→ **Record extracts**:
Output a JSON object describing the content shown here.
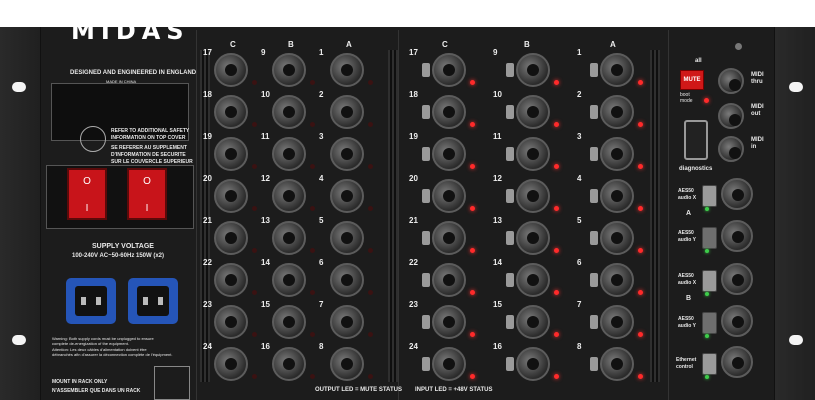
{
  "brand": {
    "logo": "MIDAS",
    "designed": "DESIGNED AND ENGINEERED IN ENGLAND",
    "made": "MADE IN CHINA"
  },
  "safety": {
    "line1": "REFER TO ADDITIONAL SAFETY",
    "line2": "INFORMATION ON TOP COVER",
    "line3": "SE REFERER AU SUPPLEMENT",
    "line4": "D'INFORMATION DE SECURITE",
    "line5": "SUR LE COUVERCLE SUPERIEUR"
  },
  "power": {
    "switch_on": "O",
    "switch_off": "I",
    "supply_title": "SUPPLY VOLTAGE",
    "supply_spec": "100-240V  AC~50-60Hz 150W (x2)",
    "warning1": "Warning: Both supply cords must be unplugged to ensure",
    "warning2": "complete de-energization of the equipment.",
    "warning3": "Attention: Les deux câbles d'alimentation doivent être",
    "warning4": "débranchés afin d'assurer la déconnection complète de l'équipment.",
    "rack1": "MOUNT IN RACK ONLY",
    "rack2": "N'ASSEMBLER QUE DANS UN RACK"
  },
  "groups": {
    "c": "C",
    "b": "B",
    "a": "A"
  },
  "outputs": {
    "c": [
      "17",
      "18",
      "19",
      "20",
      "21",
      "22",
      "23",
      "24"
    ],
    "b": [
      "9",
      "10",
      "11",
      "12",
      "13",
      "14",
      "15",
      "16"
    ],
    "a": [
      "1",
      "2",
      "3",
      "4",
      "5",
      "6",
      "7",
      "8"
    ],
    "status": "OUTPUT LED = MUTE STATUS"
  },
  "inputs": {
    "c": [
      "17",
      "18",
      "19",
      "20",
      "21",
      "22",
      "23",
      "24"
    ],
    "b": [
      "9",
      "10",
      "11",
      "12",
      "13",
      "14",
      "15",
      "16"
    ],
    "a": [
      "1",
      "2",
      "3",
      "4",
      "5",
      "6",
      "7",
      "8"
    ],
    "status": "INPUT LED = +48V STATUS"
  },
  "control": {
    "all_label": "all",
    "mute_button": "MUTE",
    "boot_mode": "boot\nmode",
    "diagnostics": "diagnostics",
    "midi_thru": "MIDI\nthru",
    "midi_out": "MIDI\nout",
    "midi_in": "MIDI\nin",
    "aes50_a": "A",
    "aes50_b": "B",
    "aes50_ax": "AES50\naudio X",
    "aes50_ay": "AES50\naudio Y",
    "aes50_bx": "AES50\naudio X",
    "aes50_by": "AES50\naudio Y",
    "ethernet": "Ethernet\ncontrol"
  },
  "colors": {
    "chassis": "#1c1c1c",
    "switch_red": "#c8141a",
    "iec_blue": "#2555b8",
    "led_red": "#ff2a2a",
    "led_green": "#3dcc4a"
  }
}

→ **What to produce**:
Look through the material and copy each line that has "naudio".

→ **The answer**:
    "aes50_ax": "AES50\naudio X",
    "aes50_ay": "AES50\naudio Y",
    "aes50_bx": "AES50\naudio X",
    "aes50_by": "AES50\naudio Y",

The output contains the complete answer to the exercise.